In today’s 140-character world, it’s all too easy to blur the line between fact and fiction, and apply false assumptions leading to fallacious beliefs”.
When we opened the Felix edition containing an article entitled “A response to those who criticise the Balfour Declaration”, we were eager to read on: an opinion most likely opposing our own, and written by two Imperial students – thus presumably logically thought out and supported by evidence. What better way of challenging one’s own beliefs? Unfortunately, we got as far the second paragraph before we began to find misrepresentations of well-known statistics alongside unsubstantiated arguments and sweeping generalisations throughout the article.
Because the authors will not hear from us what Zionism is, then let’s take a closer look at Theodor Herzl’s proposals for a Jewish homeland – the very same man that coined the idea of Zionism. Herzl himself stated that antisemitism could not be defeated or cured, only avoided, and that the only way to avoid it was the establishment of a Jewish state. These claims were made by him after witnessing the blatant anti-Semitism that was present at the Dreyfus case in Paris. Beginning in late 1895, Herzl wrote Der Judenstaat (The State of the Jews). The book argued that the Jewish people should leave Europe either for Argentina or, preferably, for Palestine, their historic homeland, if they wished to. Herzl then negotiated with the British regarding the possibility of settling the Jews on the island of Cyprus, the El Arish region in the Sinai Peninsula in Egypt, and Uganda. So, quite clearly, the establishment of a Jewish homeland in Palestine specifically was not his utmost priority, since, although he mentions Argentina or Palestine as choices, he generally refers to the location of the state as “over there” in his book, and considered four other possible areas.

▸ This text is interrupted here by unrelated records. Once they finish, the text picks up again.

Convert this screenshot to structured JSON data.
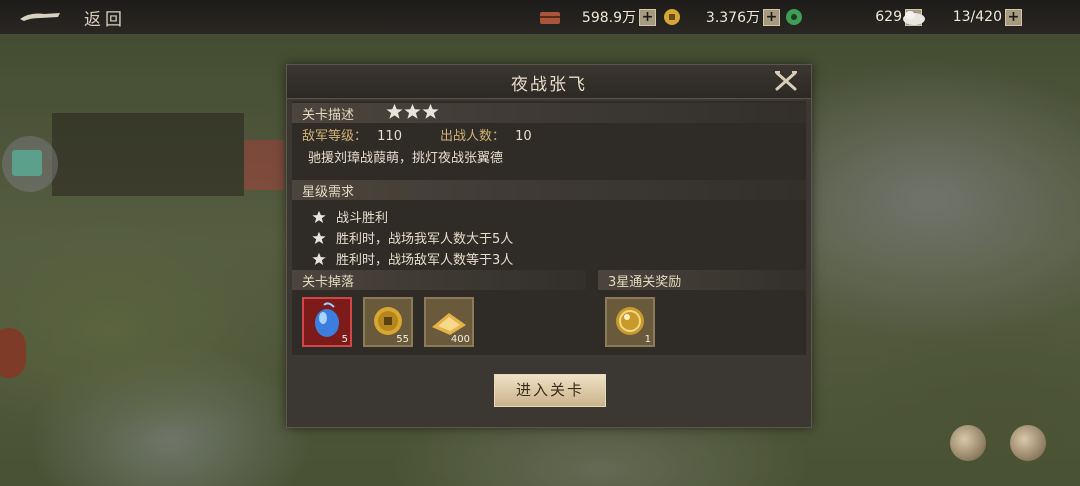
{
  "topbar": {
    "back_label": "返回",
    "resources": [
      {
        "name": "chest-icon",
        "value": "598.9万"
      },
      {
        "name": "copper-coin-icon",
        "value": "3.376万"
      },
      {
        "name": "jade-icon",
        "value": "629"
      },
      {
        "name": "troops-icon",
        "value": "13/420"
      }
    ],
    "plus_label": "+"
  },
  "dialog": {
    "title": "夜战张飞",
    "desc_header": "关卡描述",
    "star_rating": 3,
    "enemy_level_label": "敌军等级：",
    "enemy_level": "110",
    "deploy_label": "出战人数：",
    "deploy_count": "10",
    "description": "驰援刘璋战葭萌，挑灯夜战张翼德",
    "star_req_header": "星级需求",
    "requirements": [
      "战斗胜利",
      "胜利时，战场我军人数大于5人",
      "胜利时，战场敌军人数等于3人"
    ],
    "drops_header": "关卡掉落",
    "drops": [
      {
        "icon": "blue-gem-icon",
        "count": "5"
      },
      {
        "icon": "coin-icon",
        "count": "55"
      },
      {
        "icon": "gold-ingot-icon",
        "count": "400"
      }
    ],
    "reward_header": "3星通关奖励",
    "rewards": [
      {
        "icon": "gold-orb-icon",
        "count": "1"
      }
    ],
    "enter_label": "进入关卡"
  },
  "colors": {
    "accent_gold": "#d2b074",
    "star": "#e8e4dc",
    "button": "#e3d3b2"
  }
}
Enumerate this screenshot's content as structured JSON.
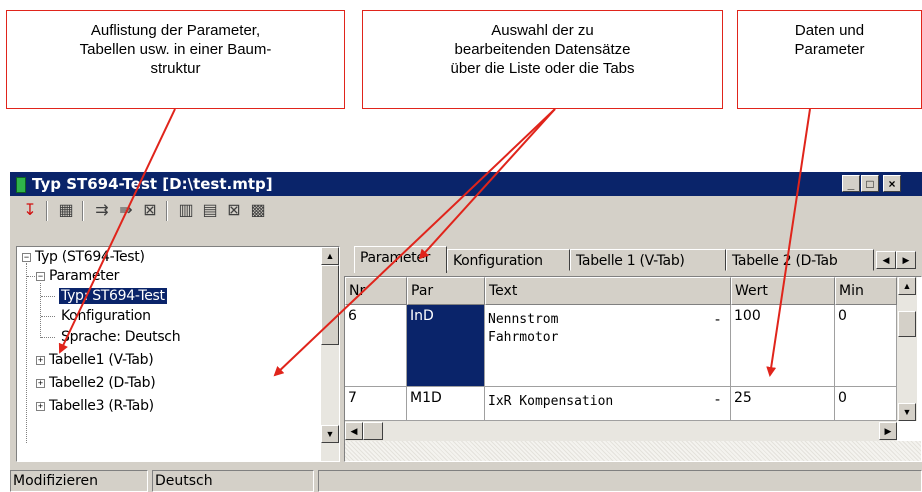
{
  "callouts": {
    "tree": "Auflistung der Parameter,\nTabellen usw. in einer Baum-\nstruktur",
    "selection": "Auswahl der zu\nbearbeitenden Datensätze\nüber die Liste oder die Tabs",
    "data": "Daten und\nParameter"
  },
  "window": {
    "title": "Typ ST694-Test [D:\\test.mtp]",
    "minimize": "_",
    "maximize": "□",
    "close": "×"
  },
  "toolbar": {
    "icons": [
      "download-icon",
      "add-row-icon",
      "insert-row-icon",
      "insert-after-icon",
      "delete-row-icon",
      "add-column-icon",
      "insert-column-icon",
      "delete-column-icon",
      "rename-icon"
    ]
  },
  "tree": {
    "root": "Typ (ST694-Test)",
    "parameter": "Parameter",
    "typ": "Typ: ST694-Test",
    "konfiguration": "Konfiguration",
    "sprache": "Sprache: Deutsch",
    "tabelle1": "Tabelle1 (V-Tab)",
    "tabelle2": "Tabelle2 (D-Tab)",
    "tabelle3": "Tabelle3 (R-Tab)"
  },
  "tabs": [
    "Parameter",
    "Konfiguration",
    "Tabelle 1 (V-Tab)",
    "Tabelle 2 (D-Tab"
  ],
  "grid": {
    "headers": [
      "Nr",
      "Par",
      "Text",
      "Wert",
      "Min"
    ],
    "rows": [
      {
        "nr": "6",
        "par": "InD",
        "text": "Nennstrom\nFahrmotor",
        "dash": "-",
        "wert": "100",
        "min": "0"
      },
      {
        "nr": "7",
        "par": "M1D",
        "text": "IxR Kompensation",
        "dash": "-",
        "wert": "25",
        "min": "0"
      }
    ]
  },
  "status": {
    "mode": "Modifizieren",
    "language": "Deutsch"
  }
}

“Palestine and Jerusalem are holy sites of three religions, hence none should have a larger claim over the others”
The land of Palestine was one of his choices due to historic ties with the Jewish religion; but this is not something surprising, since all three Abrahamic religions have historic ties with the land of Palestine – it’s the place where Jesus Christ was born, died, and buried, and where the Prophet Mohammed is said to have travelled to from Mecca, and then ascended to heaven from the Al Aqsa Mosque (located in Jerusalem). Palestine and Jerusalem are holy sites of the three Abrahamic religions, hence none of them should have a larger claim over this land than the other two. This is something acknowledged by Herzl himself, as well as Arthur Balfour when he signed the declaration. So we return back to the same question posed in the initial article: Why is it then, that Palestinians have suffered ethnic cleansing, and exist as second class citizens in the state in Israel?

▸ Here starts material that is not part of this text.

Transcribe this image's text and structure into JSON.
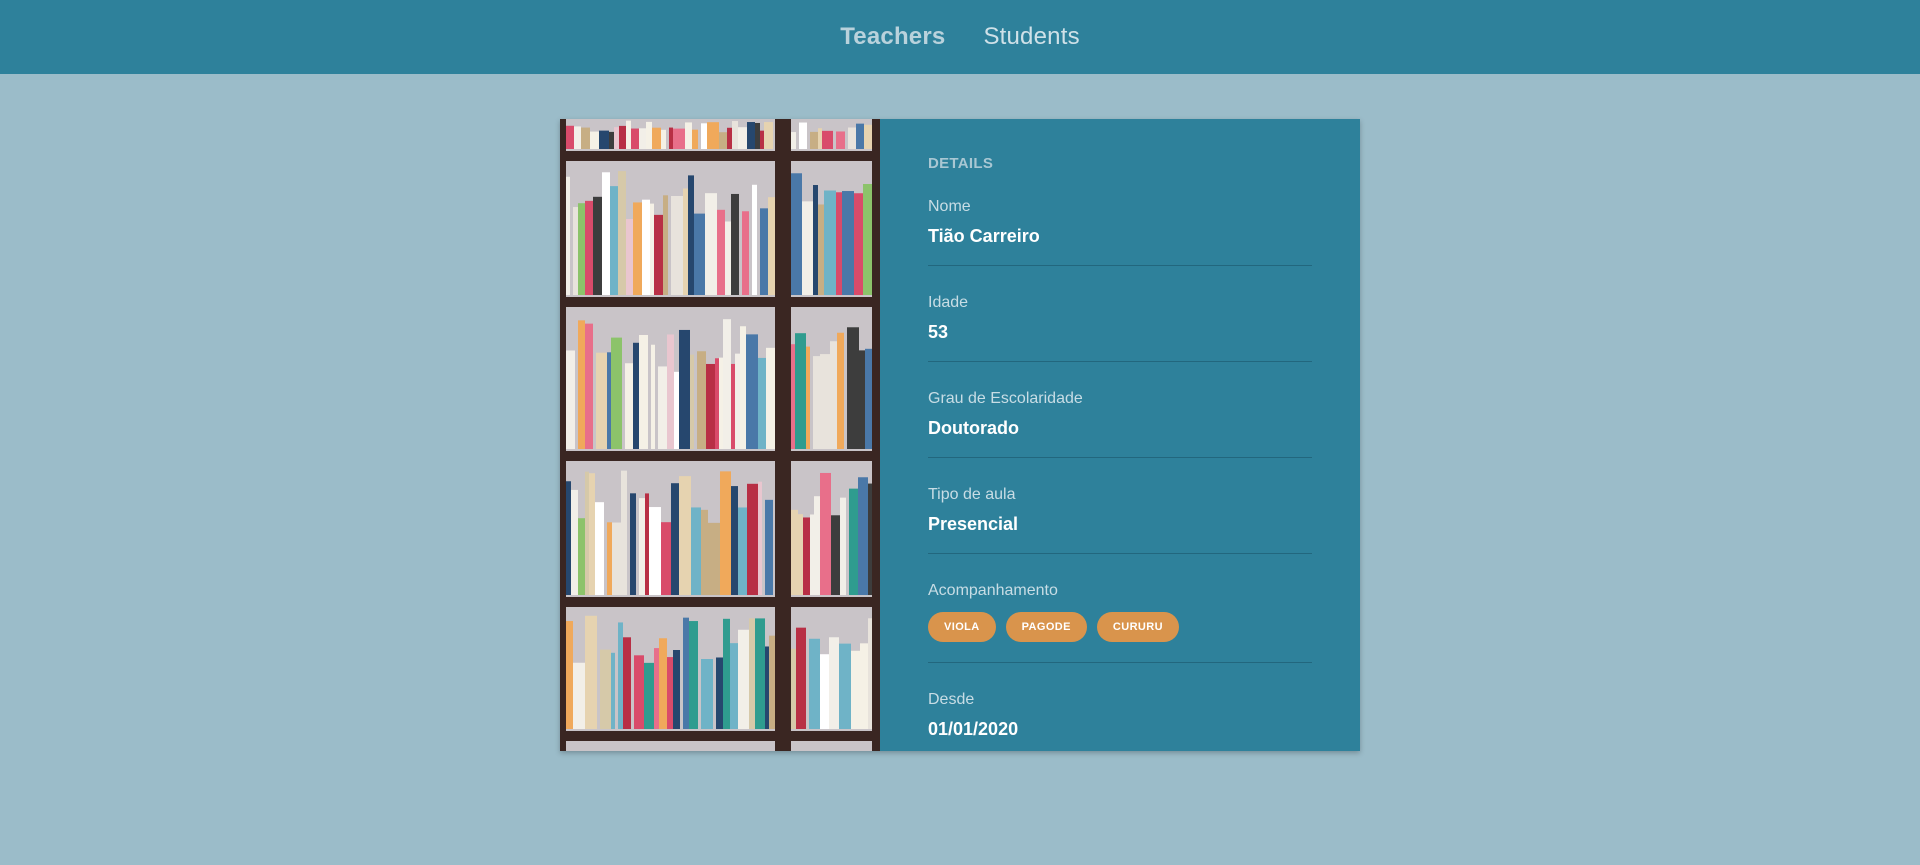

What the authors of the response to our article have answered is a pure blatant denial of these facts, ignoring the stories of displaced families living in refugee camps, or children in Gaza with no access to clean water or electricity because the supply is being cut by Israel when they please. There are countless cases of young Palestinian boys and girls being attacked by illegal Israeli settlers, checkpoints that only Palestinians have to go through in order to carry out daily activities such as going to work, and random searches and detentions carried out at late hours of the night.
“There are countless cases of random searches and detentions being carried out in the late hours of the night”
Palestinians are being held in prison without trials or accusations (including those who are underage), torture tactics are being carried out during interrogations, there’s a ridiculously long list of discriminatory laws existing against Arab citizens in Israel, the separation wall is twice as tall and four times longer than the former Berlin Wall, and yes, ethnic cleansing did happen, it’s called Al Nakba – in 1948 750,000 Palestinians were forcibly displaced from their homes, with another 300,000 refugees being displaced after 1967; as of 2015, for the UN Relief and Works Agenecy for Palestine Refugees (UNRWA) mandate there are 5 million Palestinian refugees.
So no, these are not “sweeping generalisations” or “buzzwords” these are facts, that the writers purposely chose to ignore because it suited their political agenda. Every single listed violation of human rights above has been well-documented, so if you will not take it from us, the oppressed, maybe sources like Humans Right Watch, UNRWA, Unicef, Haaretz, and Wikipedia will be valid enough.
And since the authors cited people that have experienced the South African Apartheid, maybe they will find Nelson Mandela’s view on the conflict relevant: “we know too well that our freedom is incomplete without the freedom of the Palestinians.”